Last June, Catherine Lundie’s excellent overview of moldings and trim made readers hungry for ornament, but apparently begged some questions. “So—plaster is for the State House, and polyurethane is okay for spec houses—as long as you don’t look too close?” wrote one reader. Several others asked about cost, plain and simple: What’s the cheapest?
Plaster, the versatile and time-honored material, is for the State House (and museums, and the New York Public Library). But plaster is also for residential use. Medallions, moldings, and ornaments are readily available from the living archive of such companies as Decorator’s Supply in Chicago, and expert plasterers can be found to work on site.
Thinking of replacing your old plaster ceiling? Learn how to make easy plaster ceiling repairs instead.

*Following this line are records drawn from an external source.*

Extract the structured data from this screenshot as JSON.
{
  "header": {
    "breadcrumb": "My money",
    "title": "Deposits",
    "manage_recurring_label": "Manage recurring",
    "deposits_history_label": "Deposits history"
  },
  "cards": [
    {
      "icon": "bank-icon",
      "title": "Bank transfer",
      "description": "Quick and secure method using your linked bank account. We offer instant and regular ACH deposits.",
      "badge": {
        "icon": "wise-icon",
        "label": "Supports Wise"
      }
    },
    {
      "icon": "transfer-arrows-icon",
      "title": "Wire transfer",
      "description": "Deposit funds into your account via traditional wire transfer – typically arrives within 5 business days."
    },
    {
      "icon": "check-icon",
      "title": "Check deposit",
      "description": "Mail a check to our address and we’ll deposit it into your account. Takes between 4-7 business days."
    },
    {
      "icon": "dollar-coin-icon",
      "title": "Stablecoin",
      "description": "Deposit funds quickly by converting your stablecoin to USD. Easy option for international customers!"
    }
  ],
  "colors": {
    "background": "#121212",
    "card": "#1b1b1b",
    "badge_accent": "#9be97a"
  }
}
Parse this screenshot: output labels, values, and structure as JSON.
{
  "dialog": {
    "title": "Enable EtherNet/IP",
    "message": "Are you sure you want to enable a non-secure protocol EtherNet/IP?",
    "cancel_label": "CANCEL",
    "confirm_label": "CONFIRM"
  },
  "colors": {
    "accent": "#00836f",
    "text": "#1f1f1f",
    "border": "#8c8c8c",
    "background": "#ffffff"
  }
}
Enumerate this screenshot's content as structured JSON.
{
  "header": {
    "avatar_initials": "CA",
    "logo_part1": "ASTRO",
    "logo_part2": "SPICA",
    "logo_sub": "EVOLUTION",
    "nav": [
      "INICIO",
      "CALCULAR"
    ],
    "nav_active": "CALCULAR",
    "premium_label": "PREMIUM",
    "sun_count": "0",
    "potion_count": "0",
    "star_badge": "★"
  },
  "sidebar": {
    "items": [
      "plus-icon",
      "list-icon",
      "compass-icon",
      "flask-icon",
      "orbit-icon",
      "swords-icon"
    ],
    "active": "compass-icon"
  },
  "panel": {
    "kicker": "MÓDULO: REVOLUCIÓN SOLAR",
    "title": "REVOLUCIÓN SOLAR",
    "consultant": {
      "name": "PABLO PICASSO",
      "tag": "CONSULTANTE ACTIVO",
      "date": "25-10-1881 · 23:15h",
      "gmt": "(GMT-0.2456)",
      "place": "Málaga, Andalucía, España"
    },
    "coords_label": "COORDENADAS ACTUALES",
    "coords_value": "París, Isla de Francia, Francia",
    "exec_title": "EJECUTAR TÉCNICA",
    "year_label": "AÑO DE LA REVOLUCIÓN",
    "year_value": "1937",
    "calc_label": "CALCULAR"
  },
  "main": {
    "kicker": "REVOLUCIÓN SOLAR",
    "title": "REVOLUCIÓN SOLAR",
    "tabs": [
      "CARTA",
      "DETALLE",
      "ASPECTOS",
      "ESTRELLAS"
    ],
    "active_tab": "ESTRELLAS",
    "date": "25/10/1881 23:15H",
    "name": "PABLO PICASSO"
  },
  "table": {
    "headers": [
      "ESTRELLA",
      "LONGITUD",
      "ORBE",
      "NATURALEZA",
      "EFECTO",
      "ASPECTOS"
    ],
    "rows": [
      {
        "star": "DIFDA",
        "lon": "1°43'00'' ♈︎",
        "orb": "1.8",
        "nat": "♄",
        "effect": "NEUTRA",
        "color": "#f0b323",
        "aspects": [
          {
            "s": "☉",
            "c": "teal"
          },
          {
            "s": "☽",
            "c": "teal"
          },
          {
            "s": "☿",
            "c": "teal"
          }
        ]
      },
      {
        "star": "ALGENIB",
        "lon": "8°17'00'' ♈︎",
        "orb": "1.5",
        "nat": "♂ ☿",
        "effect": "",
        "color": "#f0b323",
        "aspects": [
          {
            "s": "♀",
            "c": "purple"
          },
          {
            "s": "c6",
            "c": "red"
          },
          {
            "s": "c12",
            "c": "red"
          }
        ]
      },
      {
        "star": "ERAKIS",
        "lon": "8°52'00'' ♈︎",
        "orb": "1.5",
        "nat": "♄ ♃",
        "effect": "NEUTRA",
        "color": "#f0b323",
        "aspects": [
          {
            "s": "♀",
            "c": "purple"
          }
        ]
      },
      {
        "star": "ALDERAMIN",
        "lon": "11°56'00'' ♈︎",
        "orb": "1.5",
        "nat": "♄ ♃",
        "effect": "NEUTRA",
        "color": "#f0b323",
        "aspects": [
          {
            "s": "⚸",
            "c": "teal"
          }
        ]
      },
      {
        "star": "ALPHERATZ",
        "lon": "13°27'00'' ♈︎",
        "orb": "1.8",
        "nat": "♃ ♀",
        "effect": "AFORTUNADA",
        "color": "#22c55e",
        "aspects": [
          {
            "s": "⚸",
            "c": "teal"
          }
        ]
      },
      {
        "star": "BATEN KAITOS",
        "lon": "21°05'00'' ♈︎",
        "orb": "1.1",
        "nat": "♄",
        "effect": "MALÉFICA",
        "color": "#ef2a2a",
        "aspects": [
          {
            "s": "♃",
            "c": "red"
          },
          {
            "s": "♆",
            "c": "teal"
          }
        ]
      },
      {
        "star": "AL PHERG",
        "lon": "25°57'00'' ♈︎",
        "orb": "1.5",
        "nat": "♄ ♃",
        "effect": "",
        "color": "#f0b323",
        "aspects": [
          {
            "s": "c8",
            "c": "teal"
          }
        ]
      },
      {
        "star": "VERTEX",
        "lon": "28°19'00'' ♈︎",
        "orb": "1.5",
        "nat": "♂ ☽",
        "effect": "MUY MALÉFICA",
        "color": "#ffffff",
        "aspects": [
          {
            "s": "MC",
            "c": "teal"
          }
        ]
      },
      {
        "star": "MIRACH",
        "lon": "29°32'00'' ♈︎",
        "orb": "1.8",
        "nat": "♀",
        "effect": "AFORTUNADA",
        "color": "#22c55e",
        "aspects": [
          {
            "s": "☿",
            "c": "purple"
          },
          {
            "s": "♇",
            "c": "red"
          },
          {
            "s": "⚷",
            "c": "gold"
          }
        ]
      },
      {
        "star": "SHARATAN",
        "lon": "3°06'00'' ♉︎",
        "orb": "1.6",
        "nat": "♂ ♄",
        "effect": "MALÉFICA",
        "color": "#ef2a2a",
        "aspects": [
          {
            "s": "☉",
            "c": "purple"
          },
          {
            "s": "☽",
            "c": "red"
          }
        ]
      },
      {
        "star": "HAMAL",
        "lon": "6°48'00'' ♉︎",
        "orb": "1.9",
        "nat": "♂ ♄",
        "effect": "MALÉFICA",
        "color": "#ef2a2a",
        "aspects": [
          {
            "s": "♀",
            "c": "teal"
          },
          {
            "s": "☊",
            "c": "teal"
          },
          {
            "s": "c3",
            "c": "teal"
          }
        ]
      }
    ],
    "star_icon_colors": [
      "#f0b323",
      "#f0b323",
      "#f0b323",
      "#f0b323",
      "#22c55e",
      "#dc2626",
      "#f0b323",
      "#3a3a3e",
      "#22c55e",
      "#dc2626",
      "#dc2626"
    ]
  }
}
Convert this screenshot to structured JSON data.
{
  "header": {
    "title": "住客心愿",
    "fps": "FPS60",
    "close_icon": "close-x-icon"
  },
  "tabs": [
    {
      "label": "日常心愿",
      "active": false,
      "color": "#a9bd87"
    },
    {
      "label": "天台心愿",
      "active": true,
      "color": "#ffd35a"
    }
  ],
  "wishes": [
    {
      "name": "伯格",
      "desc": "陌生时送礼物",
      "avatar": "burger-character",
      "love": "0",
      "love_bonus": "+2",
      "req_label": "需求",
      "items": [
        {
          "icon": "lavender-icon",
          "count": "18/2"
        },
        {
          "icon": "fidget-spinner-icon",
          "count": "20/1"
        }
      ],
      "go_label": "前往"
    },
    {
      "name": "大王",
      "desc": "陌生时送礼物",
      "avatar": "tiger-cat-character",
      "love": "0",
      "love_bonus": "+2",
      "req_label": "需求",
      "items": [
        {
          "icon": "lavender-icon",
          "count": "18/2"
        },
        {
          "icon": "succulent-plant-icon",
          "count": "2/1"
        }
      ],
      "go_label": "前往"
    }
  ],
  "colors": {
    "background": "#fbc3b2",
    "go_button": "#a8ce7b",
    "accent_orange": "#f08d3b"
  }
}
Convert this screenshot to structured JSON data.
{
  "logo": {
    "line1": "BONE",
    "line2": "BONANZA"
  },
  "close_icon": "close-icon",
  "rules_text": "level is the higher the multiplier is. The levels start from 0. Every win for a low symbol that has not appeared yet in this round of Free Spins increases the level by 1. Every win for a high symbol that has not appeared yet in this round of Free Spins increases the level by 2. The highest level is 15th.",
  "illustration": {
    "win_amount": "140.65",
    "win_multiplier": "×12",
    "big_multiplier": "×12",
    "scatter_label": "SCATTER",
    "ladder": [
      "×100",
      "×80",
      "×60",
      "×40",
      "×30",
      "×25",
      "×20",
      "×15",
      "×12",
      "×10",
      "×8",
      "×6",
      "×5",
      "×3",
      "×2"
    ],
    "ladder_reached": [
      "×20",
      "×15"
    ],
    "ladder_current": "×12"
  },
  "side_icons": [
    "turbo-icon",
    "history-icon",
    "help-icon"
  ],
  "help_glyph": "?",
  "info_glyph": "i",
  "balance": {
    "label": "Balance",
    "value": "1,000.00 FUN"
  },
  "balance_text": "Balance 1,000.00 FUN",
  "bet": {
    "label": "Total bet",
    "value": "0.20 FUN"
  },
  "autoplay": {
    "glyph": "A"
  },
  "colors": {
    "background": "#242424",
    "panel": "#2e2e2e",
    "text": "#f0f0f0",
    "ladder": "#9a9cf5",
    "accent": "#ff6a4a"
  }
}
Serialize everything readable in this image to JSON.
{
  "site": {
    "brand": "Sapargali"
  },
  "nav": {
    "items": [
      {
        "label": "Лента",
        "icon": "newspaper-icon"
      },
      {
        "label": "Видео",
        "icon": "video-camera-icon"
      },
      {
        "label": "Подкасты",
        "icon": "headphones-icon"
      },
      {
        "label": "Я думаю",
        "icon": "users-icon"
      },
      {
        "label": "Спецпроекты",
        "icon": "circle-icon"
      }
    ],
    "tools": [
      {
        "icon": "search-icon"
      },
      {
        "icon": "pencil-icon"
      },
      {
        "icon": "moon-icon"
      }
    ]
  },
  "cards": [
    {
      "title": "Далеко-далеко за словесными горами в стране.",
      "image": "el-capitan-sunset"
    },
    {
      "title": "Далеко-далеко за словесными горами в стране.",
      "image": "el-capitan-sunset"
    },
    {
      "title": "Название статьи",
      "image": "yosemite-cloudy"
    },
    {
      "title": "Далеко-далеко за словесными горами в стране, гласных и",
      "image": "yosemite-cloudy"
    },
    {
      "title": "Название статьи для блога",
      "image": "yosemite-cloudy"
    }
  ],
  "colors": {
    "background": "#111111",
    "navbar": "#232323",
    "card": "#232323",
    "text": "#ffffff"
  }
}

At any rate, it’s hard to make an apples-to-apples comparison among the various types of trim. In general, architectural ornament is surprisingly affordable; you’re paying for the nth cast, not for the original, hand-carved pattern. (A medium-size medallion in reinforced plaster, 16″ to about 25″ in diameter, runs from about $120 to $300 depending on complexity. Polyurethane medallions in that size category typically run from $35 to $140; they will not have the complexity or depth of relief of plaster.)
When it comes to installation, lightweight polyurethane ornament is easily a do-it-yourself job. Installation of, say, a precast plaster ceiling medallion is not complex, however.
Onlays, or small, three-dimensional ornaments, are usually made of compo, a traditional blend of oil, resin, and chalk or whiting in a glue matrix. These ornaments are made in almost infinite variety—not only dentils and egg-and-dart, but also Rococo carvings of musical instruments, Aesthetic dolphins, Greek corbels, designs by Sullivan and Wright, and geometric Art Deco motifs. Compo is also used for running trim. (Several companies offer highly flexible polyester trim that takes a radius and bridges uneven surfaces.)
As traditional and versatile as plaster, wood can be cut or carved, and varnished, stained, or painted. It is specified when the element is structural as well as ornamental. Besides its use for columns and capitals, cornices, and wall moldings, wood is used for carved ornaments and onlays as well.
Over history, ornaments have been made of wood, compo, and plaster; it’s often hard to tell what the material is if it has been painted. Architectural woodcarvings are chosen for wood mantels and stairs, as repeat ornaments, and to decorate wood cabinets and furniture. Wood does shrink and swell, unlike plaster and hardened composition materials. Many installations require expert carpentry skills. But it is unquestionably the right choice for panels and wainscots, and for elements where color or grain are important.
Many of these companies offer ornament in Gothic, Deco, and even Modern vocabularies. Fine finish and proportion are the goals in the use of moldings, cornices, and ornamentation.
For ceiling ornament sources, see the Products & Services Directory.Published in: Old-House Interiors January/February 2009